Taylor Hall, Minnetonka diving
Looking for confidence in Saturday’s Section 6, Class 2A True Team meet, Minnetonka senior diver Taylor Hall went for broke.
Where others might play it safe, Hall did just the opposite, pulling out his toughest and most difficult dive: a reverse one-and-a-half somersault with 1½ twists.
“I hadn’t been able to practice it in a couple of weeks,” he said. “But I did it in warmups and nailed it, so my coach told me to put it in my pocket and throw it in during the meet.”
He hit on the dive, giving him enough momentum to not only win the meet but set a season-best 11-dive score of 445.70.
“I knew once that dive was over that I was going to have a successful meet,” Hall said.
Staff writer Jim Paulsen spoke with Hall about his ability to jump gracefully into water.
Q: Did you know going in that you would have a good meet?
A: Actually, my very first dive was not one of my best. I made a silly mistake and needed to quickly move past it. When I hit a good dive on my second dive, I knew I was on a roll.
Q: How do you shake off a poor opening effort?
A: You have to have mental toughness. I can’t let one bad dive affect me. I take it one dive at a time. Good or bad, nothing can be done to change it, so I focus on the next dive.
Q: What else does it take to be a good diver?
A: Physical strength. I do a lot of flexibility work and stretching when I prepare. We have dry boards, where we practice somersaults and land on a mat. We use trampolines also and sometimes head over to the gymnastics gym to go on the tumbling tracks.
Q: How did you start diving?
A: Growing up, my main sport was soccer, but I always had an ambition to do gymnastics. But when my parents sent me to gymnastics camps, I got too nervous and introverted. Because of that, I became a self-taught gymnast and eventually it evolved into diving.
Q: Why diving?
A: It sounds weird, but I really enjoy the feeling of falling.
Q: So skydiving and bungee-jumping are in your future?
A: I plan on going skydiving for my 18th birthday.

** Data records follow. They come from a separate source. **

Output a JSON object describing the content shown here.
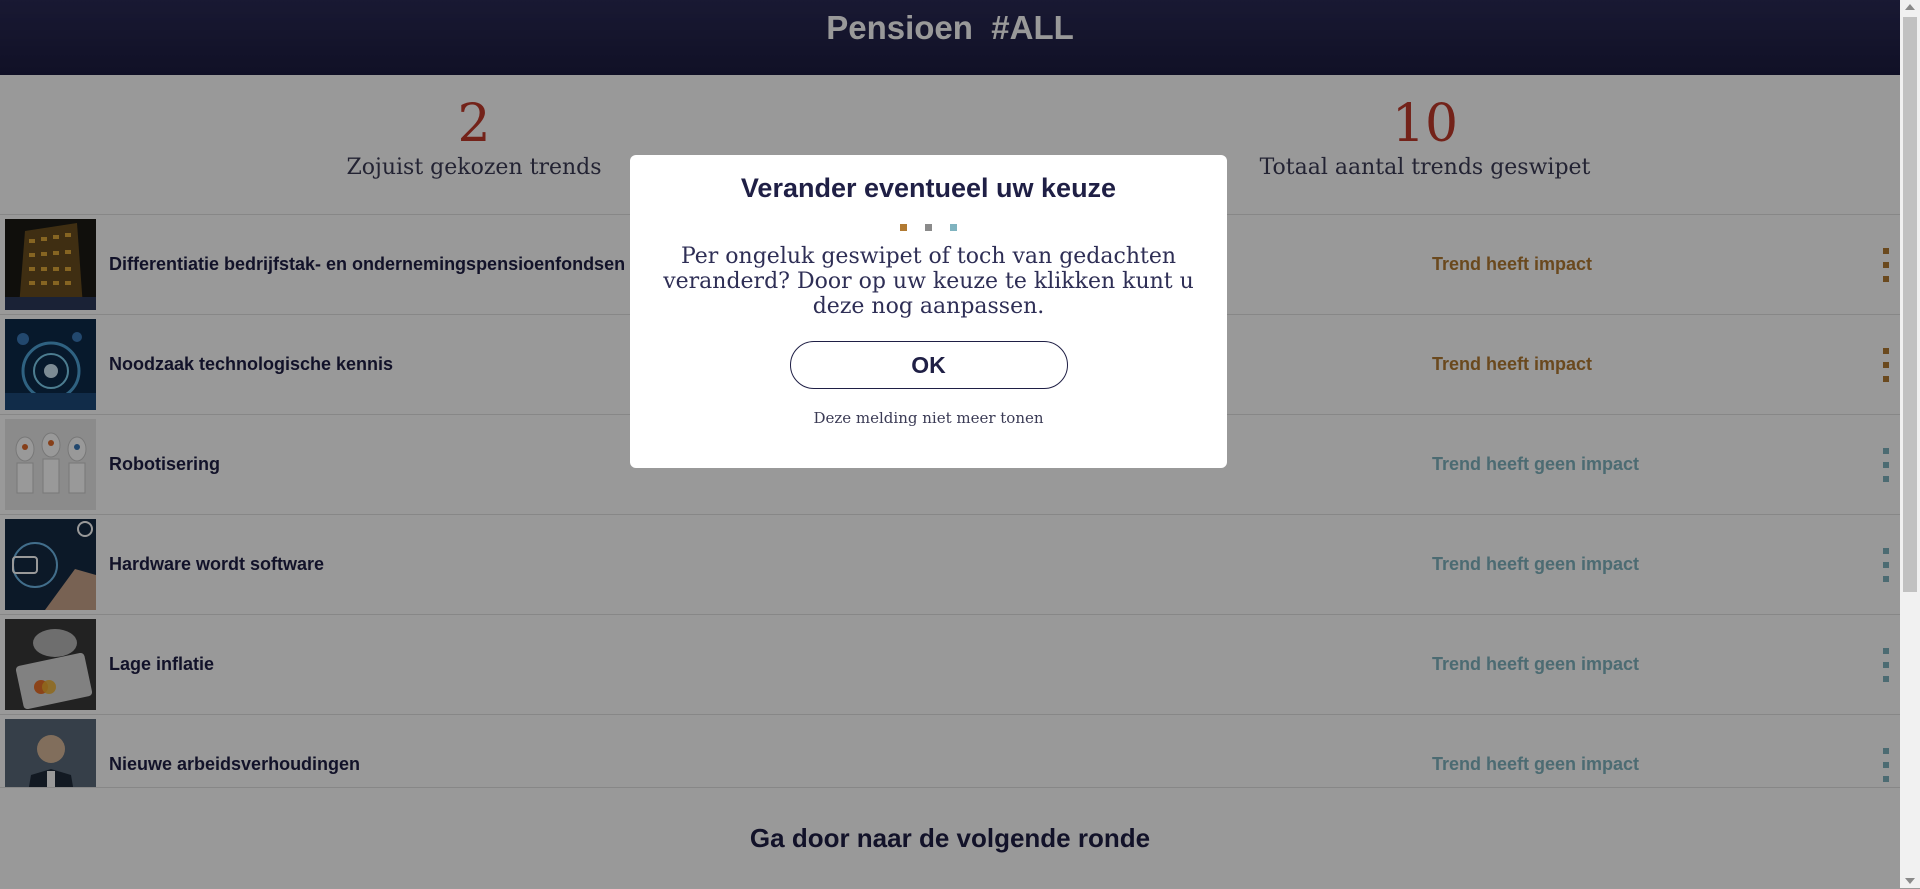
{
  "header": {
    "title": "Pensioen  #ALL"
  },
  "stats": [
    {
      "value": "2",
      "label": "Zojuist gekozen trends"
    },
    {
      "value": "10",
      "label": "Totaal aantal trends geswipet"
    }
  ],
  "trends": [
    {
      "title": "Differentiatie bedrijfstak- en ondernemingspensioenfondsen",
      "impact": "Trend heeft impact",
      "impact_type": "yes"
    },
    {
      "title": "Noodzaak technologische kennis",
      "impact": "Trend heeft impact",
      "impact_type": "yes"
    },
    {
      "title": "Robotisering",
      "impact": "Trend heeft geen impact",
      "impact_type": "no"
    },
    {
      "title": "Hardware wordt software",
      "impact": "Trend heeft geen impact",
      "impact_type": "no"
    },
    {
      "title": "Lage inflatie",
      "impact": "Trend heeft geen impact",
      "impact_type": "no"
    },
    {
      "title": "Nieuwe arbeidsverhoudingen",
      "impact": "Trend heeft geen impact",
      "impact_type": "no"
    }
  ],
  "footer": {
    "next_label": "Ga door naar de volgende ronde"
  },
  "modal": {
    "title": "Verander eventueel uw keuze",
    "text": "Per ongeluk geswipet of toch van gedachten veranderd? Door op uw keuze te klikken kunt u deze nog aanpassen.",
    "ok_label": "OK",
    "dont_show_label": "Deze melding niet meer tonen",
    "dot_colors": [
      "#b17a32",
      "#8a8a8a",
      "#7fb3bf"
    ]
  },
  "colors": {
    "impact": "#b17a32",
    "no_impact": "#7fb3bf",
    "stat_number": "#c0392b",
    "navy": "#1f1f45"
  }
}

I haven’t had the opportunity to bungee-jump, but I would be up for it.
Q: Do you dive year-round?
A: Yes. I’m also go to the U of M
Q: So you must dive off of more than the 1-meter springboard they have in high school meets.
A: Yes. I dive off of a 3-meter springboard and platforms at five, seven and 10 meters.
Q: Which do you prefer?
A: Platform. You don’t have to worry about timing your jumps so much.
Q: What about college?
A: I’m going to be diving at the University of Wisconsin in Madison. When I went on my official visit, I connected with the team and I fell in love with the campus. There was a close bond between the swimmers and divers that they don’t have on a lot of college teams. That really appealed to me.
Q: How do you feel about high school diving?
A: In my first couple of years, I didn’t interact with my team much. I felt like a little fish in a big pond. But over the past two years, I’ve grown really close to my teammates. The team aspect is really strong, and we all want to do our best for each other.